ABOUT THIS TASK | Each line of the records below that holds "JSON" should be copied out.

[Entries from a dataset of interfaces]
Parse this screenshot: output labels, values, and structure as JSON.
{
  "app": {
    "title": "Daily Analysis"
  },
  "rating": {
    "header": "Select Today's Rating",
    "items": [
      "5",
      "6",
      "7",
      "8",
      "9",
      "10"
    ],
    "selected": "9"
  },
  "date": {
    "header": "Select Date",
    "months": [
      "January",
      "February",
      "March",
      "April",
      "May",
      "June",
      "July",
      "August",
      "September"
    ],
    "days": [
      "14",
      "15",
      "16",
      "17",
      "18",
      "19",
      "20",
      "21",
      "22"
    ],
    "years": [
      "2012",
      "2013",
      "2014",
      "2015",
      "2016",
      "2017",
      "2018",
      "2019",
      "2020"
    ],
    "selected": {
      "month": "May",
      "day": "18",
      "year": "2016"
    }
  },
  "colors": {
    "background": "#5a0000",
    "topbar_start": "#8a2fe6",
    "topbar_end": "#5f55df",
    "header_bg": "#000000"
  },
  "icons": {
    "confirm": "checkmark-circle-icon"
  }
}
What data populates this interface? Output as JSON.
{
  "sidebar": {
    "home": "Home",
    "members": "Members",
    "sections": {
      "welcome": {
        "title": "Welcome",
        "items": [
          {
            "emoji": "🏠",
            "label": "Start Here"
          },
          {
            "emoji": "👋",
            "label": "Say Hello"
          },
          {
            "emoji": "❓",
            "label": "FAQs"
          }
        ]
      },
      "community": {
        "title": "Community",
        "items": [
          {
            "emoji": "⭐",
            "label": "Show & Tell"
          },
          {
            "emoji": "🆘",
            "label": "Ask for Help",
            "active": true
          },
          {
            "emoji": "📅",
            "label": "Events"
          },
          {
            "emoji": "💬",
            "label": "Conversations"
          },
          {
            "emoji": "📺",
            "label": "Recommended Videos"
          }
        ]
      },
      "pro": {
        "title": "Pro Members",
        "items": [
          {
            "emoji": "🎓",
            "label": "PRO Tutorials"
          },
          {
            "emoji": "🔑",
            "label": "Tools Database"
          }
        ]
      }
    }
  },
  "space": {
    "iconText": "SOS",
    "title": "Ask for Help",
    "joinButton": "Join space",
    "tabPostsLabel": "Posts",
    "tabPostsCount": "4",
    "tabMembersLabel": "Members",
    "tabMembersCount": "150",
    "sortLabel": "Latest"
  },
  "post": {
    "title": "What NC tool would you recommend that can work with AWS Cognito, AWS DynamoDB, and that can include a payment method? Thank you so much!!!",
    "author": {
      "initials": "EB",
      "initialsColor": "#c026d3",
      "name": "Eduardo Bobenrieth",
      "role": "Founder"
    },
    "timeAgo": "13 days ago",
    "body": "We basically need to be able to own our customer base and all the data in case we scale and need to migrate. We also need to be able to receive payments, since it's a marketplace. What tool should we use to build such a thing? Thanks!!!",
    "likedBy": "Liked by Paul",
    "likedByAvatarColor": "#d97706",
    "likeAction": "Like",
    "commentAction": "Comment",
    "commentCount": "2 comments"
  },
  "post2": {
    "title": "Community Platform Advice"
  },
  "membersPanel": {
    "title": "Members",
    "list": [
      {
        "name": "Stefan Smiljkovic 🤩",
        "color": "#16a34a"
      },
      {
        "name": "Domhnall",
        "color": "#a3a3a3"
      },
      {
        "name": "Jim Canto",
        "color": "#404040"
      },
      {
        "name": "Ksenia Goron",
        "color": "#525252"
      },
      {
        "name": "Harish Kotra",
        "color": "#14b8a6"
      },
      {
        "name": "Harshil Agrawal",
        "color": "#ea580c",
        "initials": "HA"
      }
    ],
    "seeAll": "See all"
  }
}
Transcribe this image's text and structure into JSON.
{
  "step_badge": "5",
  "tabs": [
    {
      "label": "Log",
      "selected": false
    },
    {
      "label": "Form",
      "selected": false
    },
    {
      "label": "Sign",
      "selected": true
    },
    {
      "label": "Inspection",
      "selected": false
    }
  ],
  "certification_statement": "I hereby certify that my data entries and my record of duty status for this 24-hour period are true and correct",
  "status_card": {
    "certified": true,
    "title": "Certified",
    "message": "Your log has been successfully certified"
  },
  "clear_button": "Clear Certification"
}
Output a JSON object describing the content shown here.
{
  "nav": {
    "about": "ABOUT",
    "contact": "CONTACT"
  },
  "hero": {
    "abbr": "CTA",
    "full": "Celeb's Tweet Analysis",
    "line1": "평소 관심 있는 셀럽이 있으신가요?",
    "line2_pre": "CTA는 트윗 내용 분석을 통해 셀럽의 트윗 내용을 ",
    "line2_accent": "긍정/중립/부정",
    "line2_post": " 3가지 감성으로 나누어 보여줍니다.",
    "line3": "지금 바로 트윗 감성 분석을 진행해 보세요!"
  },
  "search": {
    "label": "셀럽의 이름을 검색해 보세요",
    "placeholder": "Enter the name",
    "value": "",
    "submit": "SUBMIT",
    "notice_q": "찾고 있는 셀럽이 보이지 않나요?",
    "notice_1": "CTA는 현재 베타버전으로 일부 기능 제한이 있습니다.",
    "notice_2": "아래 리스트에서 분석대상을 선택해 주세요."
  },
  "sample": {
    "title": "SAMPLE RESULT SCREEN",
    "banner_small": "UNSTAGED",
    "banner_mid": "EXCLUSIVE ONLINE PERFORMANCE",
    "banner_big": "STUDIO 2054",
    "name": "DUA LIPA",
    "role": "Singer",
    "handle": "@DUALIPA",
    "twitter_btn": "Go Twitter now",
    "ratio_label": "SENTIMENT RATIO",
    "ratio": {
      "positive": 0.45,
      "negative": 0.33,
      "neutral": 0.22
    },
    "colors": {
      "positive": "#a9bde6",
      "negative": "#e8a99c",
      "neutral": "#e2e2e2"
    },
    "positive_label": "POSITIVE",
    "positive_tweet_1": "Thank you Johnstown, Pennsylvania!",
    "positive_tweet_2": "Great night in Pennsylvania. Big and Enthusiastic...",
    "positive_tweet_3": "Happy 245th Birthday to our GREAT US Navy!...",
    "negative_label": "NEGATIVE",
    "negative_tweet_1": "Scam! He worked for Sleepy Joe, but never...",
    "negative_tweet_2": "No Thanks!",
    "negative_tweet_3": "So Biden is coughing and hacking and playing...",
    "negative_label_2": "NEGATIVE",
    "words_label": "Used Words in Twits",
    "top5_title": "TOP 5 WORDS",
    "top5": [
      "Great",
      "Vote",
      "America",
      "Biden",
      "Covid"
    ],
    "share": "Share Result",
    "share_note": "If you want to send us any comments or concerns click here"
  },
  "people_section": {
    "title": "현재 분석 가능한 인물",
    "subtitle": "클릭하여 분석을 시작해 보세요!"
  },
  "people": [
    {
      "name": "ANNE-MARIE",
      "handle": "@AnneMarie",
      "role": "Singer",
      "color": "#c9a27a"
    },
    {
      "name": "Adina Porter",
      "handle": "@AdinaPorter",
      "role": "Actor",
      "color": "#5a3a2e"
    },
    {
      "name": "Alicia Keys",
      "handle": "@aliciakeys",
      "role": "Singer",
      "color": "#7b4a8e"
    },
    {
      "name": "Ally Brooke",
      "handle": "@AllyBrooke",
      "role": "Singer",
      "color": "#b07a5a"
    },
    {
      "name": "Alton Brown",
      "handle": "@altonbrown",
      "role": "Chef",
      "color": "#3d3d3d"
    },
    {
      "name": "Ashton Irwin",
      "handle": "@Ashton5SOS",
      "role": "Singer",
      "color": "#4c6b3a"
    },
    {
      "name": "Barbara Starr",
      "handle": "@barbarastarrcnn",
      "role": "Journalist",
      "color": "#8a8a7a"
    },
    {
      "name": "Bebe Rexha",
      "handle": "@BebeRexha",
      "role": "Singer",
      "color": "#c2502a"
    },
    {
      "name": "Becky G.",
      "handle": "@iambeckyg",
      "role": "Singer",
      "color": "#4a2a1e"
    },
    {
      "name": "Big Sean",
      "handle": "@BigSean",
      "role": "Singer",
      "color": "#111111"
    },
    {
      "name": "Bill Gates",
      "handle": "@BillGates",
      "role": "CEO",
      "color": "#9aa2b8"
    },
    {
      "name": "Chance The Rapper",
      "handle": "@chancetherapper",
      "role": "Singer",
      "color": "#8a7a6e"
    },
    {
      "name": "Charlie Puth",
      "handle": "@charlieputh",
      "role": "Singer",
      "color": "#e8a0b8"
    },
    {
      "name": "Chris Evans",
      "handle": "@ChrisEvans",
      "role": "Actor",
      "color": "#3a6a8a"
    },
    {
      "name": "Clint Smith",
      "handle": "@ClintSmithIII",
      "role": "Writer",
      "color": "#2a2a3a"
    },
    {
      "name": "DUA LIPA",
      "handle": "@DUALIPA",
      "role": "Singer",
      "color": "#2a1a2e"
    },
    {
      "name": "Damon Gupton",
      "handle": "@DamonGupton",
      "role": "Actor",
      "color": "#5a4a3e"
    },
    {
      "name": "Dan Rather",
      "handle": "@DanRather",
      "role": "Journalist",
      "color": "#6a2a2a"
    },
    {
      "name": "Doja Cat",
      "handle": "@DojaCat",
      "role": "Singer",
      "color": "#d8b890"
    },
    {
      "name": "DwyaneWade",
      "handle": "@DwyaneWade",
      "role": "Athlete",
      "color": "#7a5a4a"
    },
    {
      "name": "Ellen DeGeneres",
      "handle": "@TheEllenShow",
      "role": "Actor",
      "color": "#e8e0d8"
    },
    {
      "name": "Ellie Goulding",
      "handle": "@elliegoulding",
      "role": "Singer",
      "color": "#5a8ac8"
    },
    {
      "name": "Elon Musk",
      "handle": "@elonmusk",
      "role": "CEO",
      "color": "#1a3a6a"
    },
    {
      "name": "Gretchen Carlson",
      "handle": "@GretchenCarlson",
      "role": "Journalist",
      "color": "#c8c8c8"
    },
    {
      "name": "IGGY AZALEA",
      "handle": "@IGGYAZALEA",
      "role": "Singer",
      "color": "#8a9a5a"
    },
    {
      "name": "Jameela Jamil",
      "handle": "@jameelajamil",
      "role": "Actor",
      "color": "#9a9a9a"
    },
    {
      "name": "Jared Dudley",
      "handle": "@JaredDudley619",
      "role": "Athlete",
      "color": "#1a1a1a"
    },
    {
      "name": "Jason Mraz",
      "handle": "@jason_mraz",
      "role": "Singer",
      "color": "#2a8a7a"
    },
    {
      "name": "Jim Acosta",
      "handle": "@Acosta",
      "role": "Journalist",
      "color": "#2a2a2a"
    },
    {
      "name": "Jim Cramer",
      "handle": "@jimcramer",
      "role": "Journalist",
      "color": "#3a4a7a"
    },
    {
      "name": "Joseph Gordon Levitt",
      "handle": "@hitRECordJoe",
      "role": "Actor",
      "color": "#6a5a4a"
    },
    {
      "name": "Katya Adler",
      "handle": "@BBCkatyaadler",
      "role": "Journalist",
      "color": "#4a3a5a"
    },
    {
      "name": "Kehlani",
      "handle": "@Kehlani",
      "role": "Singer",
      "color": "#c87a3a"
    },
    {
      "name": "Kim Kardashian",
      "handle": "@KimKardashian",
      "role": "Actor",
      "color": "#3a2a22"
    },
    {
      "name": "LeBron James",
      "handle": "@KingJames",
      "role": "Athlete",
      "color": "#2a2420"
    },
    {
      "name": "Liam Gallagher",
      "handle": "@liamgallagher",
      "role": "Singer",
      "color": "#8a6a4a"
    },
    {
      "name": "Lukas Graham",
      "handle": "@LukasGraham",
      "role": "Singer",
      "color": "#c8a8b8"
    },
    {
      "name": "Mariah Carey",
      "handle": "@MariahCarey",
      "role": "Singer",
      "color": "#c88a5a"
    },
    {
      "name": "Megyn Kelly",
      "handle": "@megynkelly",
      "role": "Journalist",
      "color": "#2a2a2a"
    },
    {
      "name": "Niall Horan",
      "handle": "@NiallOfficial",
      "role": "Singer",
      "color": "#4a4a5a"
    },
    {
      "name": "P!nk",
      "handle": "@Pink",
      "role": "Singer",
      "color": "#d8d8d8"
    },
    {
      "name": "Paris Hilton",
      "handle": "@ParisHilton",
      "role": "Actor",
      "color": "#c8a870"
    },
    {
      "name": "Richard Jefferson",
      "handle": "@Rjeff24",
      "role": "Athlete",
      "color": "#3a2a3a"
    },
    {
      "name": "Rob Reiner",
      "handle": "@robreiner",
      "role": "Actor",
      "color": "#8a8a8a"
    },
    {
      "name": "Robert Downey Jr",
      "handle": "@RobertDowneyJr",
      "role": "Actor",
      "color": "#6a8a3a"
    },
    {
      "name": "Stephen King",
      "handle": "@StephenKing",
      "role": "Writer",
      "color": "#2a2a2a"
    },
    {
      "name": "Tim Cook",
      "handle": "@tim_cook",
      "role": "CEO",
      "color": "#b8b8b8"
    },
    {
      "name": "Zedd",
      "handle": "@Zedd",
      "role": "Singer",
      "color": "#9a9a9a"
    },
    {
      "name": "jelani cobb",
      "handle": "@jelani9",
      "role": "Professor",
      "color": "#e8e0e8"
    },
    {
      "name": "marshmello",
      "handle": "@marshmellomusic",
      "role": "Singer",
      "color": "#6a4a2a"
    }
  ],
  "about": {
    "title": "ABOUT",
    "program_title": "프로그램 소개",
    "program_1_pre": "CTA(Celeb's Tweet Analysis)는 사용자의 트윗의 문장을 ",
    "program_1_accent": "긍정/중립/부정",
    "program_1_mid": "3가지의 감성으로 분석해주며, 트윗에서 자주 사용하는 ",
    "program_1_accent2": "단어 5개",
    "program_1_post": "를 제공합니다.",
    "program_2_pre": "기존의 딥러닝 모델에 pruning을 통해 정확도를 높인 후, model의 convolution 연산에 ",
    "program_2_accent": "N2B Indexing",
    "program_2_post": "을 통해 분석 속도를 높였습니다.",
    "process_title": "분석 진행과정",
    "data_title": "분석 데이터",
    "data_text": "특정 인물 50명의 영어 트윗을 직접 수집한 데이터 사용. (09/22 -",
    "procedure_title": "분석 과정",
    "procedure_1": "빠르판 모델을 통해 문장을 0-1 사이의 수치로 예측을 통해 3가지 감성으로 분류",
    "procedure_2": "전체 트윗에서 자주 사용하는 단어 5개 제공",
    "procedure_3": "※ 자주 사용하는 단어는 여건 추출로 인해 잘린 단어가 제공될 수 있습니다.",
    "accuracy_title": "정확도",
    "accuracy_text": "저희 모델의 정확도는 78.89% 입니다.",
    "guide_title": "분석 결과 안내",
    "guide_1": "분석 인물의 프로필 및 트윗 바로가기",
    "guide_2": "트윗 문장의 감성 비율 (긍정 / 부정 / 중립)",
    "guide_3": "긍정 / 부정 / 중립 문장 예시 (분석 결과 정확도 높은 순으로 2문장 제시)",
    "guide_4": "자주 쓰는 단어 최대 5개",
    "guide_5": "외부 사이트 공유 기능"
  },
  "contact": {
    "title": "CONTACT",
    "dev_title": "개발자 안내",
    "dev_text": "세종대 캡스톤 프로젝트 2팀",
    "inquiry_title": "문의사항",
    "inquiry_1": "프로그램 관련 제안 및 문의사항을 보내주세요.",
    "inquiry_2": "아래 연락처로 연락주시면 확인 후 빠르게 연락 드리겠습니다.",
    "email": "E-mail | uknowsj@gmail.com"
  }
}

REPLY TO THE TASK |
Parse this screenshot: output labels, values, and structure as JSON.
What data populates this interface? Output as JSON.
Transcribe this image's text and structure into JSON.
Output a JSON object describing the content shown here.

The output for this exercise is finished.